The son of Korean parents, Lee Isaac Chung has stated that his attempts to reach across cultures as the only minority family in rural Arkansas led him to make films in countries where he is a foreigner. Chung shot his celebrated feature Munyurangabo (2007), in the native Kinyarwanda tongue in 11 days, recounting the emotional story of two young friends who struggle with the legacy of age-old ethnic divisions. The project started as a filmmaking course that Chung conducted for locals, and he established a collective there whose members have made award-winning films. Munyurangabo was selected to screen at several prestigious venues, including the Cannes Film Festival.
Jack DeJohnette is a legendary jazz drummer, pianist, and composer. After studying at the American Conservatory of Music, he began his career playing R&B, hard bop, and avant-garde music in Chicago with his own groups and with Roscoe Mitchell, and John Coltrane. In 1966, DeJohnette moved to New York. He has collaborated with most major figures in jazz history, including Miles Davis, Ornette Coleman, Sonny Rollins, Sun Ra, Thelonious Monk, Bill Evans, Keith Jarrett, Chet Baker, Charles Lloyd, Betty Carter, and Eddie Harris. In January 2012, DeJohnette received a National Endowment for the Arts Jazz Master Fellowship.
Coco Fusco creates performances and videos about intercultural relations. Fusco is best known for her performance The Couple in the Cage (1993), in which she and artist Guillermo Gomez-Peña posed as Amerindians on display at various museums. The piece mocked the ethnographic treatment of indigenous people and served as a satirical commentary on the concurrent quincentenary celebrations of Columbus’s discovery of America. In a more recent work, A Room of One’s Own (2006), she explores military torture and gender, playing an interrogator training women recruits. Fusco is also a writer and Associate Professor at Parsons The New School for Design.La Plaza Vacia (video still), 2012; photo credit Coco Fusco

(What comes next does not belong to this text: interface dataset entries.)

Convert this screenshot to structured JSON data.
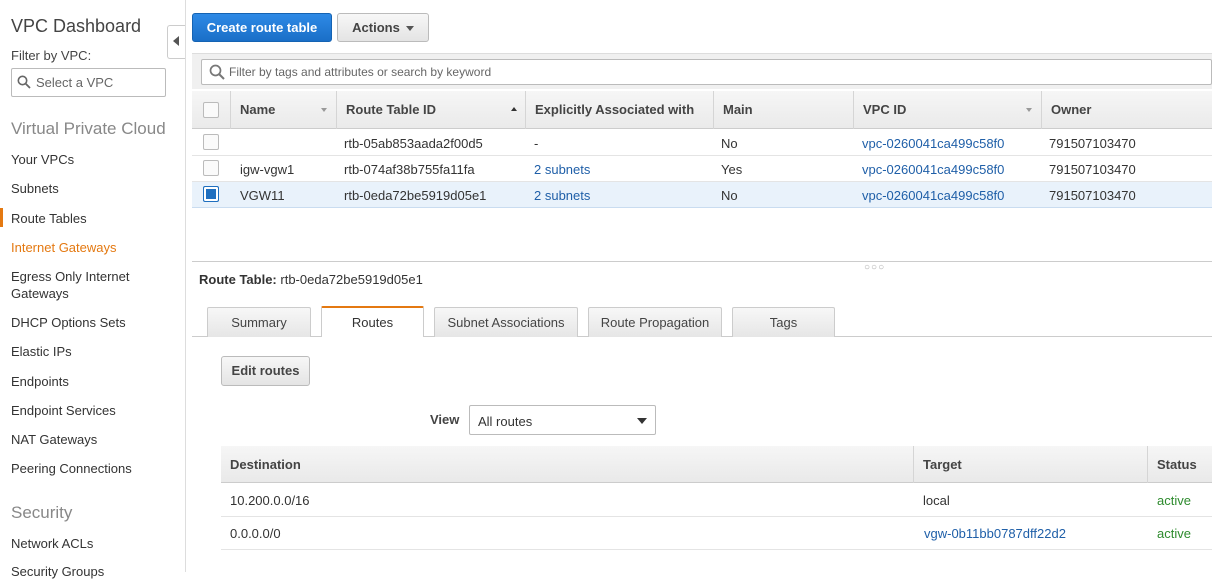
{
  "sidebar": {
    "title": "VPC Dashboard",
    "filter_label": "Filter by VPC:",
    "filter_placeholder": "Select a VPC",
    "section_vpc": "Virtual Private Cloud",
    "items": [
      {
        "label": "Your VPCs"
      },
      {
        "label": "Subnets"
      },
      {
        "label": "Route Tables"
      },
      {
        "label": "Internet Gateways"
      },
      {
        "label": "Egress Only Internet Gateways"
      },
      {
        "label": "DHCP Options Sets"
      },
      {
        "label": "Elastic IPs"
      },
      {
        "label": "Endpoints"
      },
      {
        "label": "Endpoint Services"
      },
      {
        "label": "NAT Gateways"
      },
      {
        "label": "Peering Connections"
      }
    ],
    "section_security": "Security",
    "security_items": [
      {
        "label": "Network ACLs"
      },
      {
        "label": "Security Groups"
      }
    ]
  },
  "toolbar": {
    "create_label": "Create route table",
    "actions_label": "Actions"
  },
  "search": {
    "placeholder": "Filter by tags and attributes or search by keyword"
  },
  "table": {
    "headers": {
      "name": "Name",
      "route_table_id": "Route Table ID",
      "explicit": "Explicitly Associated with",
      "main": "Main",
      "vpc_id": "VPC ID",
      "owner": "Owner"
    },
    "rows": [
      {
        "name": "",
        "id": "rtb-05ab853aada2f00d5",
        "assoc": "-",
        "main": "No",
        "vpc": "vpc-0260041ca499c58f0",
        "owner": "791507103470",
        "selected": false
      },
      {
        "name": "igw-vgw1",
        "id": "rtb-074af38b755fa11fa",
        "assoc": "2 subnets",
        "main": "Yes",
        "vpc": "vpc-0260041ca499c58f0",
        "owner": "791507103470",
        "selected": false
      },
      {
        "name": "VGW11",
        "id": "rtb-0eda72be5919d05e1",
        "assoc": "2 subnets",
        "main": "No",
        "vpc": "vpc-0260041ca499c58f0",
        "owner": "791507103470",
        "selected": true
      }
    ]
  },
  "detail": {
    "title_label": "Route Table:",
    "title_value": "rtb-0eda72be5919d05e1",
    "tabs": [
      {
        "label": "Summary"
      },
      {
        "label": "Routes"
      },
      {
        "label": "Subnet Associations"
      },
      {
        "label": "Route Propagation"
      },
      {
        "label": "Tags"
      }
    ],
    "active_tab": "Routes",
    "edit_routes_label": "Edit routes",
    "view_label": "View",
    "view_value": "All routes",
    "routes_headers": {
      "destination": "Destination",
      "target": "Target",
      "status": "Status"
    },
    "routes": [
      {
        "destination": "10.200.0.0/16",
        "target": "local",
        "status": "active"
      },
      {
        "destination": "0.0.0.0/0",
        "target": "vgw-0b11bb0787dff22d2",
        "status": "active"
      }
    ]
  },
  "colors": {
    "accent": "#e47911",
    "primary": "#1a6fc7",
    "link": "#1f5fa8",
    "active_status": "#2e8b2e"
  }
}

Tlingit/Aleut artist Nicholas Galanin describes his work as “contemporary multimedia work that transcends the familiar, time-honored iconography of Tlingit and Northwest Coast art.” He combines the traditional and contemporary in works such as Tsu Héidei Shugaxtutaan (2006), a two-part video in which a Tlingit dancer moves to a techno soundtrack, and a non-Native break-dancer interprets a Tlingit song. Galanin received a Rasmuson Foundation Individual Artist Award in 2011.